To correct running mechanics it is best to use Fault/Reason/Correction Paradigm. First identify the fault in the mechanics. Then find the reason for the flaw and then correct the flaw. Look at the big things first in the context of the PAL Paradigm. Get a sense of the flow of the action, before looking at specific considerations. Focus in on smaller pieces of the puzzle only after global considerations have been addressed. This is in concert with the whole/part/whole concept of motor learning, start with the whole action in this case running, then look at the parts. Decide what parts need attention. Design task oriented drills or movements that will reinforce the correction of those parts. Rather than focus on the fault you are trying to correct, give the athlete a task to achieve that will correct the fault. Above all coach the correction, don’t coach the flaw. Allow the runner to explore and solve the movement equation, then, as soon as possible relate the drill back to the whole action. Read more

Running Mechanics – Part Two

sprintingThe starting point for running mechanics is a basic technical model. That technical model is what man must do sprint at top speed. Therefore in teaching to improve running mechanics we must start with sound sprint mechanics and extend those concepts out to longer distances. Even in distance running, ultimately the person who runs the fastest is the person who can maintain the greatest percentage of their maximum speed the longest. Running skill is a motor task! Like any motor task it is teachable and trainable. As with any motor task a systematic approach toward improving running mechanics will yield optimum results. The system that I have evolved to improve running mechanics is call the PAL System™. PAL is an acronym that stands for Posture, Arm Action, and Leg Action. Those are the three areas of emphasis in running. The objectives of the system are fourfold. The first objective is to provide a context to analyze movement. Secondly the PAL System™ is a systematic step-by-step teaching progression. The third aspect is that it provides a context to direct training based on the needs established in the past two steps.

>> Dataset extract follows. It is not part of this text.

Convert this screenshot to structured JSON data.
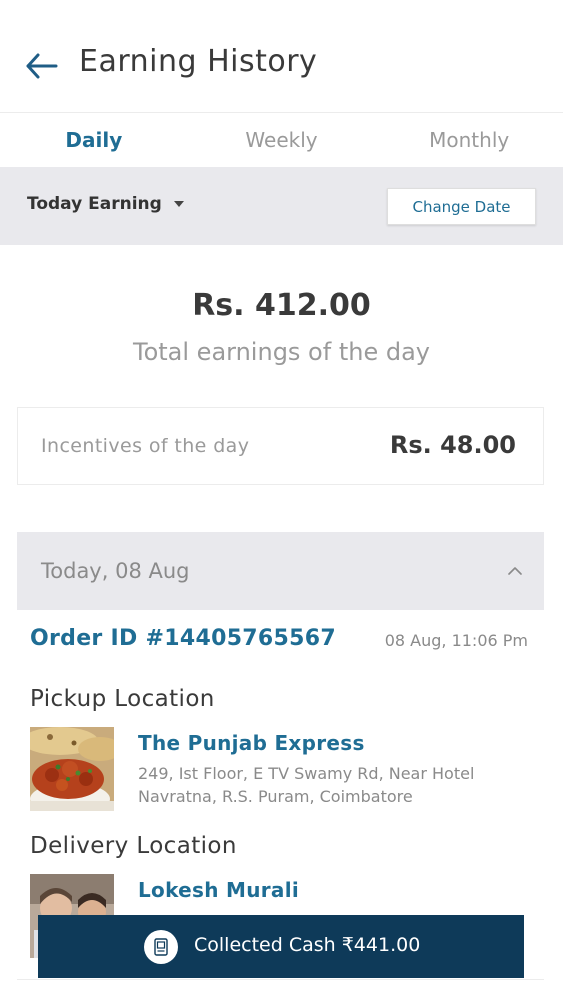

Lastly it provides a rehab context by establishing a criterion based progressive approach toward getting someone back to normal gait pattern after an injury. Read more